7.1 Most common mistakes made by beginners
[Can you tell me some of the most common mistakes beginners make?]
Editor--A summary of several posts--
1 Getting in too big of a hurry. Barbecue takes time and
patience. You can't rush it. Figure 1 to 1 1/2 hours per pound for most meats. If you're
tending a wood-burning smoker, figure on adding fuel every 30-45 minutes.
2 It helps to be a semi-good cook in the kitchen before you
get into barbecue. If you can't boil water, let someone else do the barbecuing. I'll bet
that almost all the old hats here on the BBQ List were pretty decent cooks in the kitchen
before they learned to grill and barbecue.
3 Opening the lid to peek too often. This lets out the heat
and the smoker will be below temperature. Open the lid only when necessary to mop or move
or turn the meat. The meat's not going anywhere, so you don't need to keep checking up on
4 Trying to do a brisket or spare ribs the first time you
use your smoker. Start off on the road to "Perfect Q" with the simplest meat to
smoke--a whole chicken or a pork picnic roast. They're cheap and hard to ruin. Don't fill
up the smoker with meat until you've had some successes. Start with just one item.
5 Using lighter fluid to start your charcoal briquettes.
This can give you some really awful odors and tastes in your smoked meat. Use a chimney
starter for charcoal. If you must use a charcoal lighter fluid, let the coals burn for at
least 30 minutes before you put on the meat.
6 In a wood burning smoker, making the fire too big and
closing the inlets and exhaust dampers to control the flame. This is a no no. Open that
exhaust damper all the way. Regulate the oxygen intake with the inlet damper. Be careful
how you close that inlet damper--your fire can smolder and give you some nasty-tasting
smoke. Best advice--keep your fire low and your dampers open. Remember, a bad-smelling

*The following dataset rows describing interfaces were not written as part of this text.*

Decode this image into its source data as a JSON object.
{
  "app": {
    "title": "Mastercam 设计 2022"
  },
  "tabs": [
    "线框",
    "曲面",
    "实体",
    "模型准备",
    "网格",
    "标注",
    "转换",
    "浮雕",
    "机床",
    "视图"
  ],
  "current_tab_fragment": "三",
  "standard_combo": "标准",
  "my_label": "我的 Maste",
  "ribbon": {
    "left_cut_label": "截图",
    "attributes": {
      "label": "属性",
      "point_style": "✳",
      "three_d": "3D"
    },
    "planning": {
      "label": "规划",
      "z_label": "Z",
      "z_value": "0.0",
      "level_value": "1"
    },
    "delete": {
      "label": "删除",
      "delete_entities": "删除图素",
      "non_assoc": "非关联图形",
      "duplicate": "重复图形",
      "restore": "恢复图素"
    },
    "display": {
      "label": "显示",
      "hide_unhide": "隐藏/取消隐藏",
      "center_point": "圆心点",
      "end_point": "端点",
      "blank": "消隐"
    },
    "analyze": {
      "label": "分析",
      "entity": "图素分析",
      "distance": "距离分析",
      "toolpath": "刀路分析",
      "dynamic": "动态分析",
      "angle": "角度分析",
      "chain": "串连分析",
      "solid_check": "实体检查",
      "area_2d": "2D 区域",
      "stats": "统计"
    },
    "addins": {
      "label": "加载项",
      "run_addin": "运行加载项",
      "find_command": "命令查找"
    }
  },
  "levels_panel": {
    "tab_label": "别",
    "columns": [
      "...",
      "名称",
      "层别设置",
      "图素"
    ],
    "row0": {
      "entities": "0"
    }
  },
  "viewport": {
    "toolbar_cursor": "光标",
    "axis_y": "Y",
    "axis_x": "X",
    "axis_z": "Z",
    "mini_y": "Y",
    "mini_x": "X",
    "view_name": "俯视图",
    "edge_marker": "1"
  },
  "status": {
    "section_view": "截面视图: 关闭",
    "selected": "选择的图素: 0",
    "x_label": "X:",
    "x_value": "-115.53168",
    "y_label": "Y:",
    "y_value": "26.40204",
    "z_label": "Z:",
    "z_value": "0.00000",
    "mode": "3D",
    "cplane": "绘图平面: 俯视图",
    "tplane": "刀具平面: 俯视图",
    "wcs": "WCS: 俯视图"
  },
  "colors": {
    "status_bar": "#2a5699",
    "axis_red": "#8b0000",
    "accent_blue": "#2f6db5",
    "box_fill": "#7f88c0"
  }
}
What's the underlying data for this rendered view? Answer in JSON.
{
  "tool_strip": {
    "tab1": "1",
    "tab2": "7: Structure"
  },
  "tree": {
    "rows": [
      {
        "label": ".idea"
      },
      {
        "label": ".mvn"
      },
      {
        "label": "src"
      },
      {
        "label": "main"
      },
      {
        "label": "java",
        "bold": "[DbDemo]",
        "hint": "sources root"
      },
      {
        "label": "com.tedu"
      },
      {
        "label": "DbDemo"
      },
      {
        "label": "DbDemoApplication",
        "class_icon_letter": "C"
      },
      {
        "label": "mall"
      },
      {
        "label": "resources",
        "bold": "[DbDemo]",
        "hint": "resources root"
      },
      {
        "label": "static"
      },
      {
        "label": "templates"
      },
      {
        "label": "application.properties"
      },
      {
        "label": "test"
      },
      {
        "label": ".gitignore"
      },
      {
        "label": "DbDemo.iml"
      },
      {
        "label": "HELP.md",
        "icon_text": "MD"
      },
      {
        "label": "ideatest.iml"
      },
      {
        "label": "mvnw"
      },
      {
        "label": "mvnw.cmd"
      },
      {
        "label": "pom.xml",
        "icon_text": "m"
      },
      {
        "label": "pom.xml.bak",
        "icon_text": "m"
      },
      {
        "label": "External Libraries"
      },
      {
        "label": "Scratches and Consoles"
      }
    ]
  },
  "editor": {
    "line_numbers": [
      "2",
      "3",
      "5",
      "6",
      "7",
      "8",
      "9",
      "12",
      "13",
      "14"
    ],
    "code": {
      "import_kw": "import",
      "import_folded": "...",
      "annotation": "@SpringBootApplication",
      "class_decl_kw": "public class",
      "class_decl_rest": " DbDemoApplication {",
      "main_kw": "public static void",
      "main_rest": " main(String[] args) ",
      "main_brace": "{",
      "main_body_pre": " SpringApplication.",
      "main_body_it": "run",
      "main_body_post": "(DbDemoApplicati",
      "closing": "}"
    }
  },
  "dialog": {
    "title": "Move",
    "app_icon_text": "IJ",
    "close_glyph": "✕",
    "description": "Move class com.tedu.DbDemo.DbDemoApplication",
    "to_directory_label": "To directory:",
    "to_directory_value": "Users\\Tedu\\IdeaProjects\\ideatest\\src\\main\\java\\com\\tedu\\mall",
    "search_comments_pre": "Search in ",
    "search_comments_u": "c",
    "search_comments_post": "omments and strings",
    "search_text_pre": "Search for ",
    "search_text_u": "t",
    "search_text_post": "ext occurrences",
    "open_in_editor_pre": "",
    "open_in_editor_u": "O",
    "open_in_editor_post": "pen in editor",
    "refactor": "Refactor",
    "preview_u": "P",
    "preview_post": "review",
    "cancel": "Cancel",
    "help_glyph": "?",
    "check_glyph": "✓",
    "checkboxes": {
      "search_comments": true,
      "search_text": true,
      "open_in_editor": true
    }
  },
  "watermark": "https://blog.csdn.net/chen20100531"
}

7 Using green wood. You must use seasoned wood to get good
results when you begin barbecuing. The old pros can use a mix of green and seasoned wood,
but beginners should not use the green stuff until they know about fire and temperature
control. Using green wood without knowing what you're doing is the surest way to ruin the
meat. You'll get creosote and that will make bitter meat that cannot be saved.
8 Trying to adjust too many things at once. Don't adjust
everything on the smoker at once. Change one thing, see what happens, then change another.
9 Changing things too much at once. Make small changes to
the smoker. Open or close the intake vent a little bit, not a lot. If you are continually
making big changes, you will continually overshoot the correct temperature point. Your
temperature curve will look like a giant sawtooth. Make the changes in small increments.
10 Putting cold meat into the smoker. This can lead to the
condensation of creosote on the surface of the meat if you don't have a clean-burning
fire. Beginners should allow the meat to warm up on the counter, but for no more than an
hour, before you put it in the smoker. Experienced smokers can put the cold meat directly
into the smoker. Some say this helps smoke penetration.
11 Don't invite the family, the in-laws, and the preacher
and his wife over the first day you get that new smoker. Practice some, get to know your
smoker on a personal basis. Do a pork picnic shoulder, some chickens, then some ribs and
finally when everything's coming together, do a brisket. Then invite the whole gang over
and wow 'em good.
12 Trying to learn to barbecue without reading this FAQ
front to back and subscribing to the Thead BBQ List. Ruin good meat every time.
When you start barbecuing for the first time, keep a log book of exactly
what you're doing and when you did it. This will help later on when you want to make a few
minor changes or repeat something.
I'd also suggest trying to stay with one food type (i.e., chicken, pork
butt, brisket, etc.) until you've got everything pretty much down pat. Also, try to buy
similar weights, so your timing will be the same.
Once you've got all your favorite food types somewhat mastered, go crazy
and experiment with different rubs, mops, sauces, and so on. It's important to have at
least one item that you can pretty much always count on, and that everyone likes. Besides,
you never know when I may be in the neighborhood!